And before I forget, let’s get back to that web-centric requirement where the authors imply that all of this means web-based access to a central cube (singular case). Throughout the entire book they refer to “the cube” (such as when they state that “in our opinion, there is no need for a frequent update of the cube“) as if there’s only ever one cube to be built. Turns out there isn’t just one cube to be built — there are dozens of cubes to be built. Some power analysts build 30 or 40 commodity-specific invoice-level cubes (what are those? you won’t learn that from Pandit and Marmanis), and regularly maintain a dozen of these every month — not every quarter (as the authors recommend).

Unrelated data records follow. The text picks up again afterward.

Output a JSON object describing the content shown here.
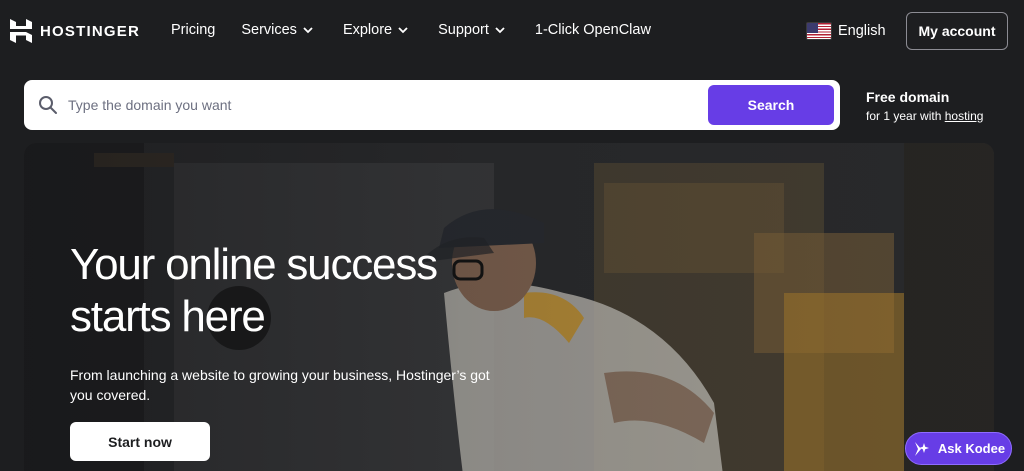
{
  "header": {
    "brand": "HOSTINGER",
    "nav": [
      {
        "label": "Pricing",
        "dropdown": false
      },
      {
        "label": "Services",
        "dropdown": true
      },
      {
        "label": "Explore",
        "dropdown": true
      },
      {
        "label": "Support",
        "dropdown": true
      },
      {
        "label": "1-Click OpenClaw",
        "dropdown": false
      }
    ],
    "language": "English",
    "account_label": "My account"
  },
  "search": {
    "placeholder": "Type the domain you want",
    "value": "",
    "button_label": "Search"
  },
  "promo": {
    "title": "Free domain",
    "subtitle_prefix": "for 1 year with",
    "link_label": "hosting"
  },
  "hero": {
    "title": "Your online success starts here",
    "subtitle": "From launching a website to growing your business, Hostinger’s got you covered.",
    "cta_label": "Start now"
  },
  "assistant": {
    "label": "Ask Kodee"
  },
  "colors": {
    "background": "#1d1e20",
    "accent": "#673de6",
    "text": "#ffffff"
  }
}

The only real hint that the authors give that multiple cubes might be useful is where they state (on page 51) that “some companies are taking the approach of creating different cubes for different uses, rather than packing all possible information in a single cube for all users … for example, all users might not be interested in auditing P-Card information … rather than include all of the details related to P-Card transactions in the main cube, you can simply model the top-level info (supplier, cost center) in the main cube … then … create a separate ‘microcube’ that has all of the detailed transactional information … the two cubes can be linked, and the audit team can be granted access to the microcube … the microcube approach can be rolled out in a phased manner“. Or, in short form, you can have multiple cubes if you have too much data, and the way you do it is to create ONE main cube, and then micro-cube drill-downs for relatively non-important data. I don’t even know how to verbalize how wrong this is — it completely inverts the value proposition. (Now, to be fair, they also state that “ideally, the cubes should be replicated on the user machine for the purposes of making any data changes“, but they give no definition as to what form these cubes should take or what changes are to be permitted, so we are left assuming their previous definition, which is secondary micro-cubes and only minor, meaningless, alterations, since the dimensional and rule-based classifications require “approval”).

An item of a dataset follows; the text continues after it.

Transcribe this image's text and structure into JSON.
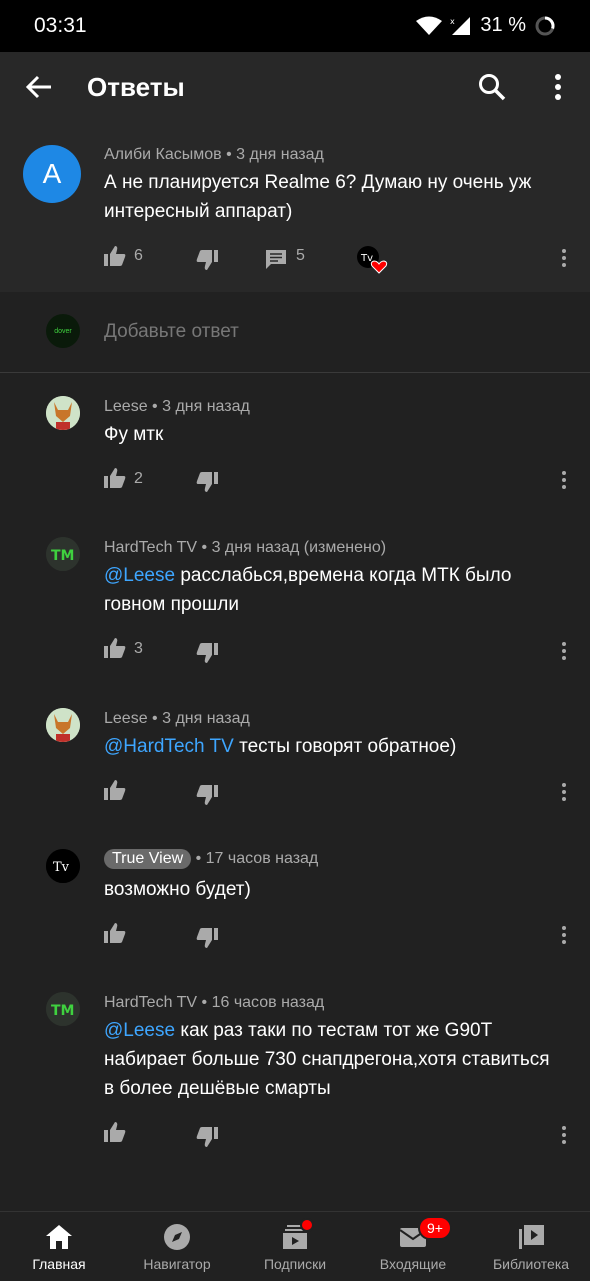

At this point, you’re probably asking yourself – did the authors get anything right? Sure they did! Specifically:

  • Chapter 4 on opportunity identification had a good list of opportunities to start with. Too bad most of them are the low-hanging fruit opportunities easily identified with out-of-the-box reporting and that there’s no real insight on how to do serious untapped opportunity identification when there isn’t a pre-canned report available.
  • Chapter 5 on the anatomy of spend transactions had a good overview of the formats used in various systems … but if you’re a real analyst, you probably know all this stuff anyway.
  • Chapter 7 on taxonomy considerations had good, direct, simple introductions to UNSPSC, eOTD, eCl@ss, and RUS. It’s too bad these schemas are relatively useless when it comes to sourcing-based opportunity identification.
  • When the authors pointed out (on page 8) that there is still widespread low-adoption of spend analysis, they are correct … but when they state that it’s because we’re talking tens or hundreds of millions of transactions, it’s irrelevant and wrong. For any specific analysis, there’s probably only a few million or tens of millions of transactions that are relevant, and a real spend analysis tool on today’s desktops and laptops can operate on that number of transactions without issues. There is no need for a mainframe.
  • When they state that the categorization of errors is critical because not all errors are equally costly to fix, they’re right … but the data warehouse is irrelevant. Just add a new mapping rule and you’re done. Two minutes, tops. What’s the big deal? Oh, I forgot — in the authors’ world, you can’t add a new mapping rule on the fly.

To sum up, when the authors state in their preface (on page xv) that “if implemented incorrectly, a spend analysis implementation program can become easily misdirected and fall short of delivering all of the potential savings“, I wholeheartedly agree. Unfortunately, the authors themselves provide a road map for falling short.